What is the Value of Studying Military History?

We should instead be more perceptive and seek to learn why Jackson did what he did, and why he succeeded. History is made by human beings, and in the case of military history, mainly by people under pressure, and usually in circumstances of chaos, danger, and incomplete and frequently conflicting information. He continued to believe that Lee was retreating; until Jackson hit his right flank like the crack of doom. Many senior officers in the Royal Navy in the period before the First World War dismissed the study of their own history as irrelevant.

  1. A military history degree can give you valuable benefits, from improving existing skills to an increased understanding of military tactics.
  2. Sixty years later, the country has virtually the same borders. By 1991, the SAS was accustomed to operating in the desert in specialised vehicles, and all patrols other than Bravo Two Zero did so.
  3. Altogether, it is a degree well worth pursuing.

There was, in their opinion, nothing that a steam-powered, steel-warship, early 20th century navy could learn from a wind-powered, wooden-ship navy. Tactically speaking, they were right. But they ignored the human factor, and especially the lessons to be learned from the way the 18th and early 19th century admirals had exercised command. The outcome was the rigid command system that was a significant factor in the inconclusive outcome at Jutland, and at the three surface actions in the North Sea that preceded that engagement.

In spite of my earlier proviso, there are occasionally tactical lessons to be learnt from history. Once landed, they had to reach their target on foot, while evading a vehicle-born enemy in open desert.

The Benefits of Studying for a Military History Degree

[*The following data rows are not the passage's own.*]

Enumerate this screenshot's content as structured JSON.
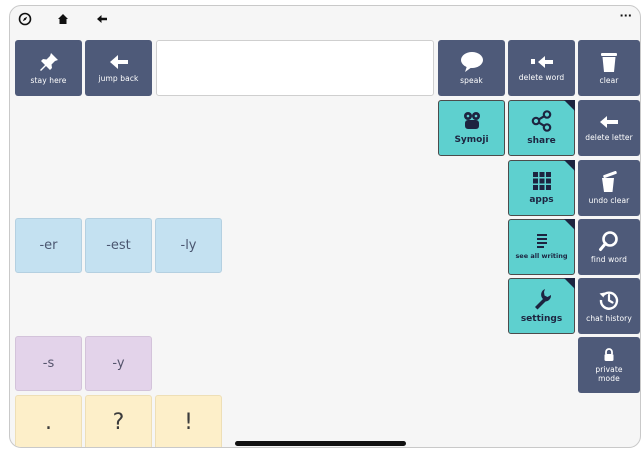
{
  "topbar": {
    "left_icons": [
      "compass-icon",
      "home-icon",
      "back-arrow-icon"
    ],
    "more_label": "···"
  },
  "message_bar": {
    "value": ""
  },
  "buttons": {
    "stay_here": "stay here",
    "jump_back": "jump back",
    "speak": "speak",
    "delete_word": "delete word",
    "clear": "clear",
    "symoji": "Symoji",
    "share": "share",
    "delete_letter": "delete letter",
    "apps": "apps",
    "undo_clear": "undo clear",
    "see_all_writing": "see all writing",
    "find_word": "find word",
    "settings": "settings",
    "chat_history": "chat history",
    "private_mode": "private mode"
  },
  "suffix_tiles": [
    "-er",
    "-est",
    "-ly"
  ],
  "suffix_tiles_2": [
    "-s",
    "-y"
  ],
  "punctuation_tiles": [
    ".",
    "?",
    "!"
  ],
  "colors": {
    "dark_button": "#4e5a79",
    "teal_button": "#5ed0cf",
    "suffix_blue": "#c4e1f1",
    "suffix_purple": "#e3d3ea",
    "punctuation_yellow": "#fdefc9"
  }
}
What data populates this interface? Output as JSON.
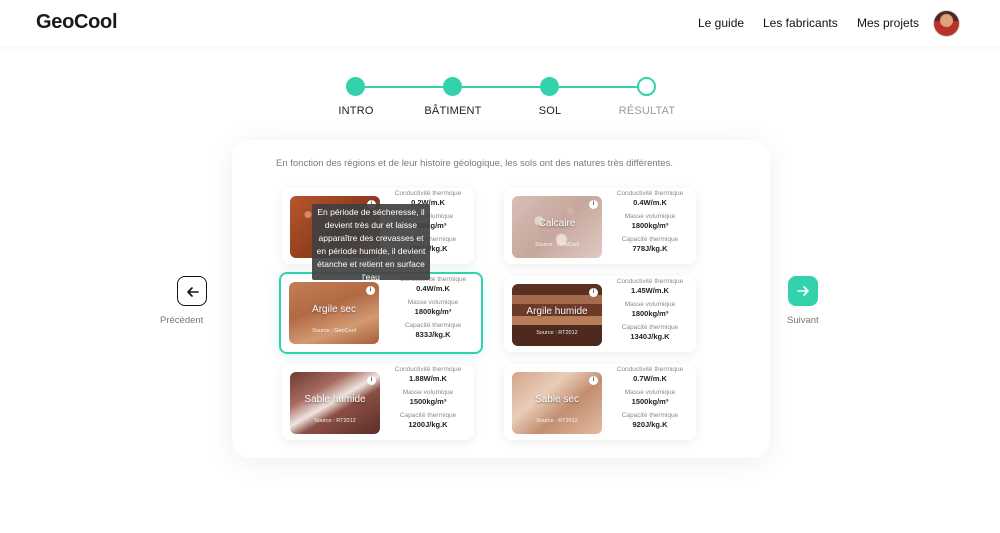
{
  "header": {
    "logo": "GeoCool",
    "nav": [
      "Le guide",
      "Les fabricants",
      "Mes projets"
    ],
    "avatar_icon": "user-avatar"
  },
  "stepper": {
    "steps": [
      {
        "label": "INTRO",
        "state": "done"
      },
      {
        "label": "BÂTIMENT",
        "state": "done"
      },
      {
        "label": "SOL",
        "state": "current"
      },
      {
        "label": "RÉSULTAT",
        "state": "todo"
      }
    ],
    "accent": "#33d1ac"
  },
  "intro_text": "En fonction des régions et de leur histoire géologique, les sols ont des natures très différentes.",
  "labels": {
    "conductivity": "Conductivité thermique",
    "density": "Masse volumique",
    "capacity": "Capacité thermique"
  },
  "soils": [
    {
      "name": "",
      "source": "",
      "conductivity": "0.2W/m.K",
      "density": "1800kg/m³",
      "capacity": "1250J/kg.K",
      "texture": "rust"
    },
    {
      "name": "Calcaire",
      "source": "Source : GeoCool",
      "conductivity": "0.4W/m.K",
      "density": "1800kg/m³",
      "capacity": "778J/kg.K",
      "texture": "calc"
    },
    {
      "name": "Argile sec",
      "source": "Source : GeoCool",
      "conductivity": "0.4W/m.K",
      "density": "1800kg/m³",
      "capacity": "833J/kg.K",
      "texture": "argsec",
      "selected": true
    },
    {
      "name": "Argile humide",
      "source": "Source : RT2012",
      "conductivity": "1.45W/m.K",
      "density": "1800kg/m³",
      "capacity": "1340J/kg.K",
      "texture": "arghum"
    },
    {
      "name": "Sable humide",
      "source": "Source : RT2012",
      "conductivity": "1.88W/m.K",
      "density": "1500kg/m³",
      "capacity": "1200J/kg.K",
      "texture": "sablehum"
    },
    {
      "name": "Sable sec",
      "source": "Source : RT2012",
      "conductivity": "0.7W/m.K",
      "density": "1500kg/m³",
      "capacity": "920J/kg.K",
      "texture": "sablesec"
    }
  ],
  "tooltip": "En période de sécheresse, il devient très dur et laisse apparaître des crevasses et en période humide, il devient étanche et retient en surface l'eau",
  "navigation": {
    "prev_label": "Précédent",
    "next_label": "Suivant"
  }
}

Even the SAS cannot outrun vehicles. They did not last long. The squadron commander, seeing the intrinsic flaw in the plan, had protested before the operation was mounted. Being on loan from the Special Boat Service, he was at a disadvantage, and was eventually sacked. The party was parachuted in to attack an airfield. Bad weather caused a dispersed drop.

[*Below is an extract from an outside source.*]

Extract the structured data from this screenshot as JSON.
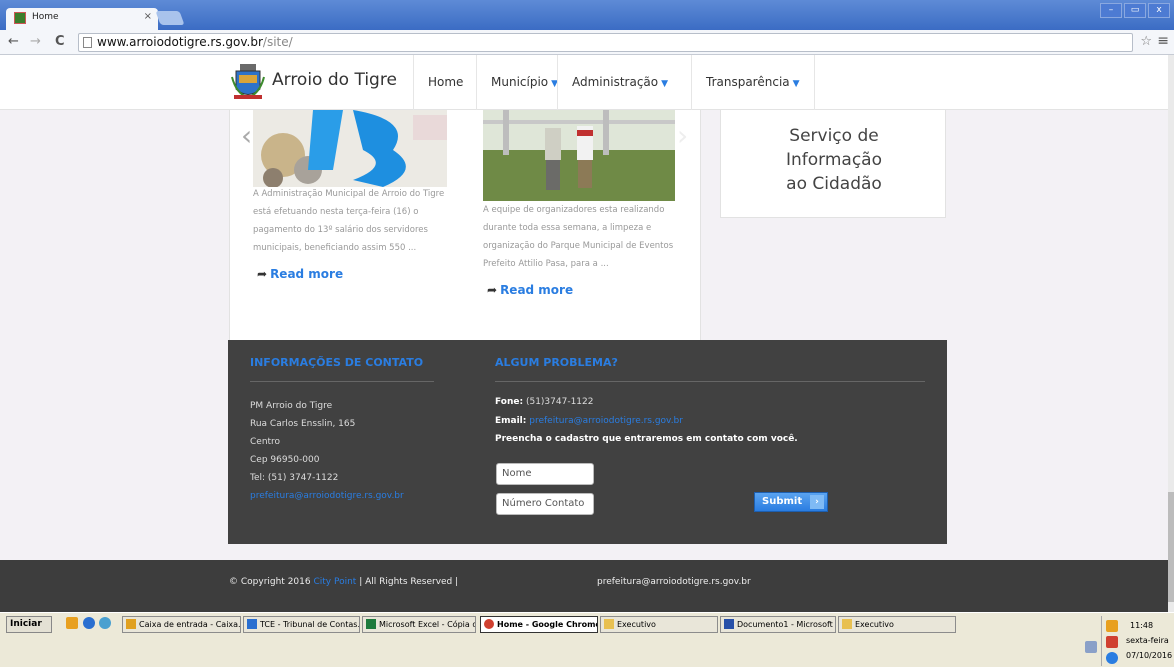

Once down, the soldiers had the mobility of the boot, against a mechanized enemy in open desert. By 1991, the SAS was accustomed to operating in the desert in specialised vehicles, and all patrols other than Bravo Two Zero did so.

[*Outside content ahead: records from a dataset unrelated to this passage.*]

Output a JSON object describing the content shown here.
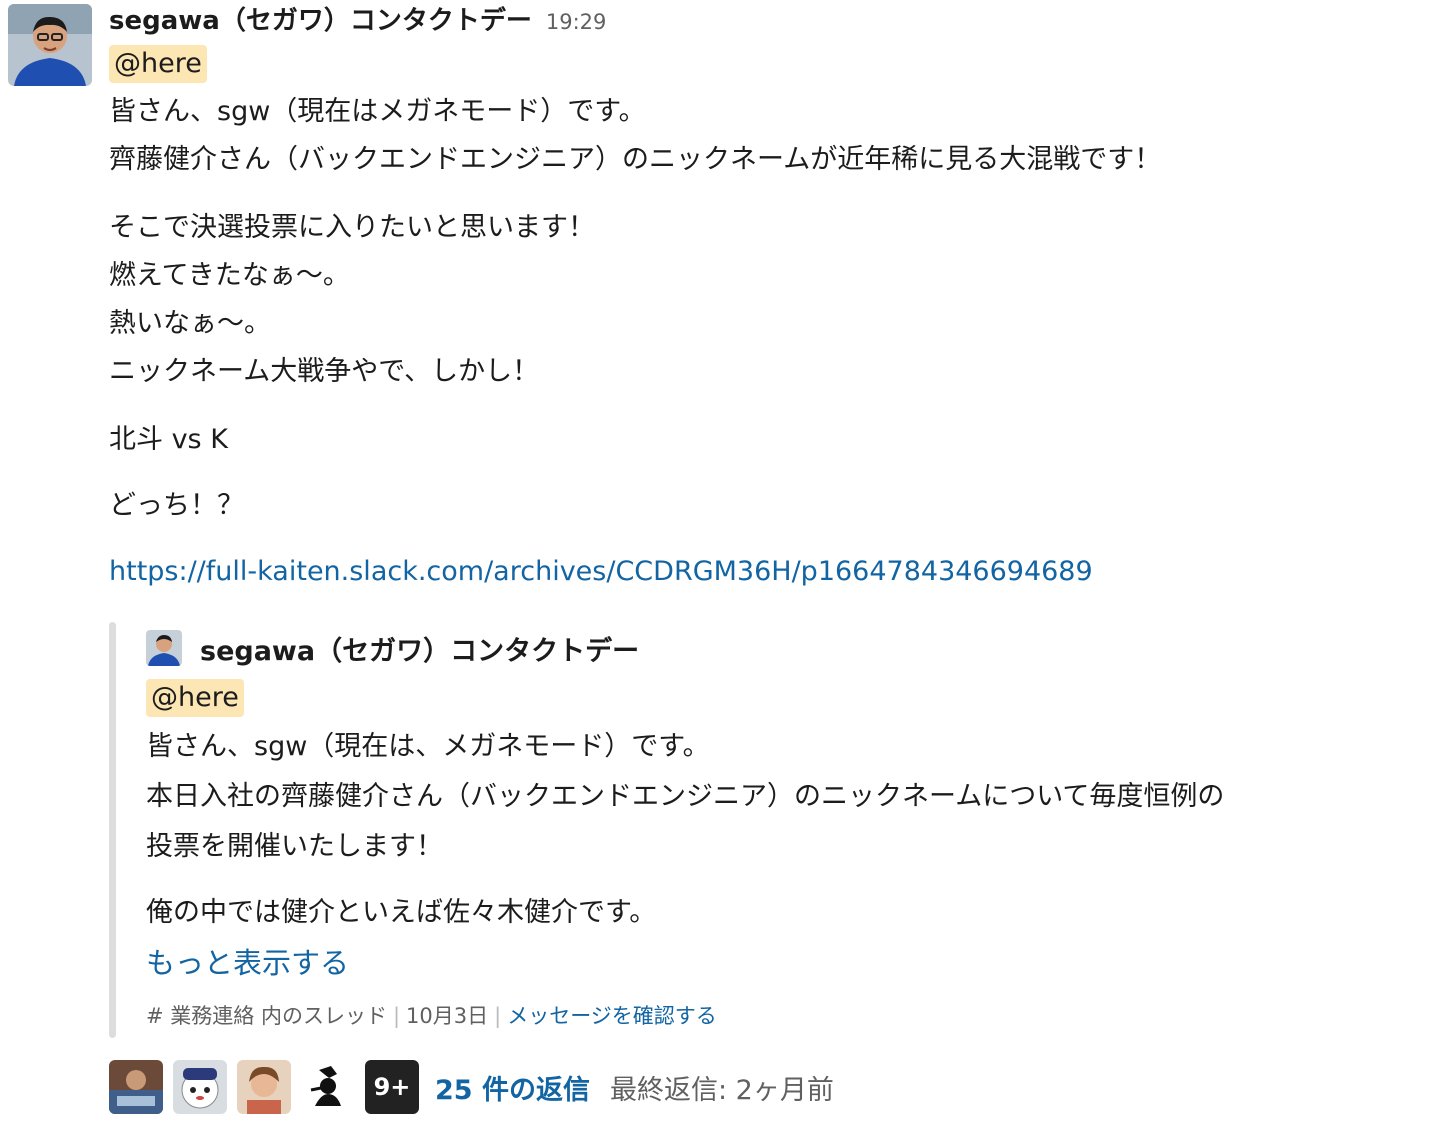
{
  "message": {
    "sender": "segawa（セガワ）コンタクトデー",
    "time": "19:29",
    "mention": "@here",
    "lines_a": [
      "皆さん、sgw（現在はメガネモード）です。",
      "齊藤健介さん（バックエンドエンジニア）のニックネームが近年稀に見る大混戦です！"
    ],
    "lines_b": [
      "そこで決選投票に入りたいと思います！",
      "燃えてきたなぁ〜。",
      "熱いなぁ〜。",
      "ニックネーム大戦争やで、しかし！"
    ],
    "line_c": "北斗 vs K",
    "line_d": "どっち！？",
    "link": "https://full-kaiten.slack.com/archives/CCDRGM36H/p1664784346694689"
  },
  "quoted": {
    "sender": "segawa（セガワ）コンタクトデー",
    "mention": "@here",
    "lines": [
      "皆さん、sgw（現在は、メガネモード）です。",
      "本日入社の齊藤健介さん（バックエンドエンジニア）のニックネームについて毎度恒例の",
      "投票を開催いたします！"
    ],
    "line2": "俺の中では健介といえば佐々木健介です。",
    "show_more": "もっと表示する",
    "footer": {
      "channel": "# 業務連絡 内のスレッド",
      "date": "10月3日",
      "view": "メッセージを確認する"
    }
  },
  "thread": {
    "extra_count": "9+",
    "reply_count": "25 件の返信",
    "last_reply": "最終返信: 2ヶ月前"
  },
  "colors": {
    "link": "#1264a3",
    "mention_bg": "#fbe6b4",
    "text": "#1d1c1d",
    "muted": "#616061"
  }
}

  • The Duke of Wellington, one of Britain's greatest generals, made his name by defeating Napoleon at Waterloo;
  • While it did give the North's war greater purpose, its goal was to hinder the South's ability to fight;
  • Consider the men on Mount Rushmore:

Back to the strategic level: But then Mr Blair did not believe in learning from the past. The lesson of history is: Do not under any circumstance try to change anything.

The present campaign is a textbook example of the folly of not heeding Clausewitz: